Harris must feel the same way about Hefner that the 26 year old Anna Nicole Smith felt about 89-year-old oil tycoon J. Howard Marshall when she married him in 1994.

Still, what is Hefner's alternative? If you were 84 and had the opportunity to marry a 24 year old, would you turn it down so you could play Bingo with all the other geezers? Hefner now looks as if he belongs in an old age home; but if you had your choice of old age homes, wouldn't you pick the Playboy mansion?

Most women will probably react to this news of Hefner's engagement by expressing disgust of some sort. (In fact, since writing that line I have already heard one refer to him as a "disgusting creep.")

Most men will probably react a bit more indulgently: you gotta to hand it to him, even at 84 the ol' rascal is still up to his old ways.

I side with the guys.

Here's hoping Hefner gets Harris to sign an ironclad prenup, then in three years dumps her for a younger model.


Anonymous said...

We should all be so lucky. Go Hef!

John Craig said...

Anonymous --
I'm going to take a big leap of faith here and assume you're a guy.

I can't say he's my hero, because there's nothing really heroic about him. But he is definitely one of the guys I wouldn't have minded trading lives with.

Anonymous said...

From a female perspective: He's not a disgusting creep - she's a shallow bimbo (albeit now one with more money and better opportunities). OK, at least she's not stupid. I read that he proposed to her by putting the engagement ring in a music box depicting "The Little Mermaid". She was really moved because that's her favorite movie. If he trades her in for a younger woman in a few years, he may need a music box depicting Bambi.

John Craig said...

Anonymous Female --
Ha! Very good.

How old does a guy have to be, btw, before having sex with a 24 year old is considered child molestation? It does sorta have that feel to it at this point.

Anonymous said...

Hugh Hefner was a psychopath who probably never had a close relationship with a woman. Yes, some women go for money. Without his money, he wouldn't have been able to get any.
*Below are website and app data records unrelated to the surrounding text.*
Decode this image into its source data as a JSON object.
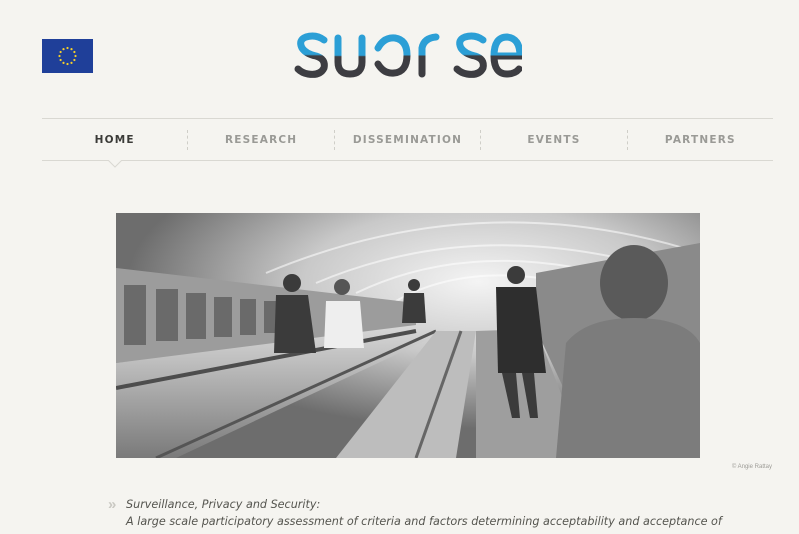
{
  "logo": {
    "text": "surprise",
    "alt": "surprise logo"
  },
  "eu_flag": {
    "name": "eu-flag"
  },
  "nav": {
    "items": [
      {
        "label": "HOME",
        "active": true
      },
      {
        "label": "RESEARCH",
        "active": false
      },
      {
        "label": "DISSEMINATION",
        "active": false
      },
      {
        "label": "EVENTS",
        "active": false
      },
      {
        "label": "PARTNERS",
        "active": false
      }
    ]
  },
  "hero": {
    "credit": "© Angie Rattay"
  },
  "intro": {
    "quote_icon": "double-chevron-right-icon",
    "line1": "Surveillance, Privacy and Security:",
    "line2": "A large scale participatory assessment of criteria and factors determining acceptability and acceptance of"
  },
  "colors": {
    "background": "#f5f4f0",
    "logo_dark": "#3d3d42",
    "logo_blue": "#2c9fd6",
    "nav_active": "#3b3b38",
    "nav_inactive": "#9a9a96"
  }
}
He didn't like women and he had no appreciation for the beautiful diversity of women in the real world.

John Craig said...

Anon --
There's no question he got a lot more women than he would have had if he hadn't been rich and famous. But a psychopath? I don't see that. He wasn't a habitual liar, he didn't leave a long trail of former, embittered ex-friends, and he seemed to have good relationships with his children. There was a certain superficiality to his lifestyle, sure; but I don't see anything about him that rose to the level of sociopathy.